__PROBLEM DETAILS__
Here are some records. Copy each one exactly.

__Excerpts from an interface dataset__
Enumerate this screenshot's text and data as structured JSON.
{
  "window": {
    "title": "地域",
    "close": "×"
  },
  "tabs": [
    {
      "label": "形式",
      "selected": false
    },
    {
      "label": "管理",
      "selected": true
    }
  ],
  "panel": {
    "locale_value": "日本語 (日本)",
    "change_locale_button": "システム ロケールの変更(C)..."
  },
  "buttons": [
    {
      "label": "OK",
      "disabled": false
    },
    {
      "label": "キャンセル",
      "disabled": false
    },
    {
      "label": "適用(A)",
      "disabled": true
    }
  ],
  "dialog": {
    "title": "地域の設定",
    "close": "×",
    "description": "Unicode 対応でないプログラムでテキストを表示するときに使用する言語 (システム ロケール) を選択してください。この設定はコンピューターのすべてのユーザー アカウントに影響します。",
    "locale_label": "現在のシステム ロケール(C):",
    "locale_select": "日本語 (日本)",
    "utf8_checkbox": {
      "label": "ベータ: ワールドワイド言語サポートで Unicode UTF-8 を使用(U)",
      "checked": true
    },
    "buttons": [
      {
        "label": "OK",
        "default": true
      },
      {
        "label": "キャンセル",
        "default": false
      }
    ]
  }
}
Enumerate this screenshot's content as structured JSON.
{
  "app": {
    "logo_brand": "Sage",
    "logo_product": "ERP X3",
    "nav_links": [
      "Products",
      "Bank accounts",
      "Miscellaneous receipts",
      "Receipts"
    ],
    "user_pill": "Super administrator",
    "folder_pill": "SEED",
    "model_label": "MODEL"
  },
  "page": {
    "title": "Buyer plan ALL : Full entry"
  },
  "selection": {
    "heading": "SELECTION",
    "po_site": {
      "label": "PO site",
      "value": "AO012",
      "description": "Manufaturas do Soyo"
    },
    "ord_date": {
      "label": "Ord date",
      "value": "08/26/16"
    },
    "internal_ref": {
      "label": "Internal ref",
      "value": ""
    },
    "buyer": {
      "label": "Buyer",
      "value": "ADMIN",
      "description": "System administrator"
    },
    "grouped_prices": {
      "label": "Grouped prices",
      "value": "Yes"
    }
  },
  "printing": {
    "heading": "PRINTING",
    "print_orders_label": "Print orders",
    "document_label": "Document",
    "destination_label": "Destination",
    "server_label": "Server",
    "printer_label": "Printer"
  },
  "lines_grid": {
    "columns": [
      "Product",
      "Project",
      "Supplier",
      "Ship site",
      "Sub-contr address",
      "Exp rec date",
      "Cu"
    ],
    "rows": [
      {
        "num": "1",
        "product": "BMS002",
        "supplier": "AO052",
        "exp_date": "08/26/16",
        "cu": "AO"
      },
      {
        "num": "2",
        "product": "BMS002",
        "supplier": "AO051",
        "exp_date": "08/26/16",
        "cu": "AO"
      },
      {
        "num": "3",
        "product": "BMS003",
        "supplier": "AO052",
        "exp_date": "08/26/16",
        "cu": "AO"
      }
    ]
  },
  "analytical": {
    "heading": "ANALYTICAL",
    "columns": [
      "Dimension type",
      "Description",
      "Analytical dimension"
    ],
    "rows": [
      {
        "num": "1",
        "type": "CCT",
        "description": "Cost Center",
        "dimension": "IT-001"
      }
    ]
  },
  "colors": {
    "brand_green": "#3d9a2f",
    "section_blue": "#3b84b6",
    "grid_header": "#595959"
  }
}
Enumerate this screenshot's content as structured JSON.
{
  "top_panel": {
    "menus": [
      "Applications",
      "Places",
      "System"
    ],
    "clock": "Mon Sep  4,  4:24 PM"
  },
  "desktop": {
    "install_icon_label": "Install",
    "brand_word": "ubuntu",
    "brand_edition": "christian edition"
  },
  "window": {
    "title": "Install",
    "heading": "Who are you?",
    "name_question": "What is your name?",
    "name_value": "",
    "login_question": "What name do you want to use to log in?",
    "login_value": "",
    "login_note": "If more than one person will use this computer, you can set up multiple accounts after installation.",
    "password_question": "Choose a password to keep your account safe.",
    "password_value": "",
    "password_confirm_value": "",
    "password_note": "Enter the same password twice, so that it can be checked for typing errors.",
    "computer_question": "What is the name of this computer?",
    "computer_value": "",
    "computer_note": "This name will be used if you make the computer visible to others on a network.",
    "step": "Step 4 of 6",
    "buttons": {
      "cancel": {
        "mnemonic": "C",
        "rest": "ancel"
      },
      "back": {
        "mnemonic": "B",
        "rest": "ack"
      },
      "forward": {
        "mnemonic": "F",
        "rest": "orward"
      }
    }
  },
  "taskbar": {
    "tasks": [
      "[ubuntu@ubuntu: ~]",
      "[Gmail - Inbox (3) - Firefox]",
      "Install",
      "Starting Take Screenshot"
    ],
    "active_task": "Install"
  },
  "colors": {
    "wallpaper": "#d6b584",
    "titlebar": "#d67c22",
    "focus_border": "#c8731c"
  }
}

__EXERCISE ANSWER__
Enumerate this screenshot's text and data as structured JSON.
{
  "window": {
    "title": "地域",
    "close": "×"
  },
  "tabs": [
    {
      "label": "形式",
      "selected": false
    },
    {
      "label": "管理",
      "selected": true
    }
  ],
  "panel": {
    "locale_value": "日本語 (日本)",
    "change_locale_button": "システム ロケールの変更(C)..."
  },
  "buttons": [
    {
      "label": "OK",
      "disabled": false
    },
    {
      "label": "キャンセル",
      "disabled": false
    },
    {
      "label": "適用(A)",
      "disabled": true
    }
  ],
  "dialog": {
    "title": "地域の設定",
    "close": "×",
    "description": "Unicode 対応でないプログラムでテキストを表示するときに使用する言語 (システム ロケール) を選択してください。この設定はコンピューターのすべてのユーザー アカウントに影響します。",
    "locale_label": "現在のシステム ロケール(C):",
    "locale_select": "日本語 (日本)",
    "utf8_checkbox": {
      "label": "ベータ: ワールドワイド言語サポートで Unicode UTF-8 を使用(U)",
      "checked": true
    },
    "buttons": [
      {
        "label": "OK",
        "default": true
      },
      {
        "label": "キャンセル",
        "default": false
      }
    ]
  }
}
Enumerate this screenshot's content as structured JSON.
{
  "app": {
    "logo_brand": "Sage",
    "logo_product": "ERP X3",
    "nav_links": [
      "Products",
      "Bank accounts",
      "Miscellaneous receipts",
      "Receipts"
    ],
    "user_pill": "Super administrator",
    "folder_pill": "SEED",
    "model_label": "MODEL"
  },
  "page": {
    "title": "Buyer plan ALL : Full entry"
  },
  "selection": {
    "heading": "SELECTION",
    "po_site": {
      "label": "PO site",
      "value": "AO012",
      "description": "Manufaturas do Soyo"
    },
    "ord_date": {
      "label": "Ord date",
      "value": "08/26/16"
    },
    "internal_ref": {
      "label": "Internal ref",
      "value": ""
    },
    "buyer": {
      "label": "Buyer",
      "value": "ADMIN",
      "description": "System administrator"
    },
    "grouped_prices": {
      "label": "Grouped prices",
      "value": "Yes"
    }
  },
  "printing": {
    "heading": "PRINTING",
    "print_orders_label": "Print orders",
    "document_label": "Document",
    "destination_label": "Destination",
    "server_label": "Server",
    "printer_label": "Printer"
  },
  "lines_grid": {
    "columns": [
      "Product",
      "Project",
      "Supplier",
      "Ship site",
      "Sub-contr address",
      "Exp rec date",
      "Cu"
    ],
    "rows": [
      {
        "num": "1",
        "product": "BMS002",
        "supplier": "AO052",
        "exp_date": "08/26/16",
        "cu": "AO"
      },
      {
        "num": "2",
        "product": "BMS002",
        "supplier": "AO051",
        "exp_date": "08/26/16",
        "cu": "AO"
      },
      {
        "num": "3",
        "product": "BMS003",
        "supplier": "AO052",
        "exp_date": "08/26/16",
        "cu": "AO"
      }
    ]
  },
  "analytical": {
    "heading": "ANALYTICAL",
    "columns": [
      "Dimension type",
      "Description",
      "Analytical dimension"
    ],
    "rows": [
      {
        "num": "1",
        "type": "CCT",
        "description": "Cost Center",
        "dimension": "IT-001"
      }
    ]
  },
  "colors": {
    "brand_green": "#3d9a2f",
    "section_blue": "#3b84b6",
    "grid_header": "#595959"
  }
}
Enumerate this screenshot's content as structured JSON.
{
  "top_panel": {
    "menus": [
      "Applications",
      "Places",
      "System"
    ],
    "clock": "Mon Sep  4,  4:24 PM"
  },
  "desktop": {
    "install_icon_label": "Install",
    "brand_word": "ubuntu",
    "brand_edition": "christian edition"
  },
  "window": {
    "title": "Install",
    "heading": "Who are you?",
    "name_question": "What is your name?",
    "name_value": "",
    "login_question": "What name do you want to use to log in?",
    "login_value": "",
    "login_note": "If more than one person will use this computer, you can set up multiple accounts after installation.",
    "password_question": "Choose a password to keep your account safe.",
    "password_value": "",
    "password_confirm_value": "",
    "password_note": "Enter the same password twice, so that it can be checked for typing errors.",
    "computer_question": "What is the name of this computer?",
    "computer_value": "",
    "computer_note": "This name will be used if you make the computer visible to others on a network.",
    "step": "Step 4 of 6",
    "buttons": {
      "cancel": {
        "mnemonic": "C",
        "rest": "ancel"
      },
      "back": {
        "mnemonic": "B",
        "rest": "ack"
      },
      "forward": {
        "mnemonic": "F",
        "rest": "orward"
      }
    }
  },
  "taskbar": {
    "tasks": [
      "[ubuntu@ubuntu: ~]",
      "[Gmail - Inbox (3) - Firefox]",
      "Install",
      "Starting Take Screenshot"
    ],
    "active_task": "Install"
  },
  "colors": {
    "wallpaper": "#d6b584",
    "titlebar": "#d67c22",
    "focus_border": "#c8731c"
  }
}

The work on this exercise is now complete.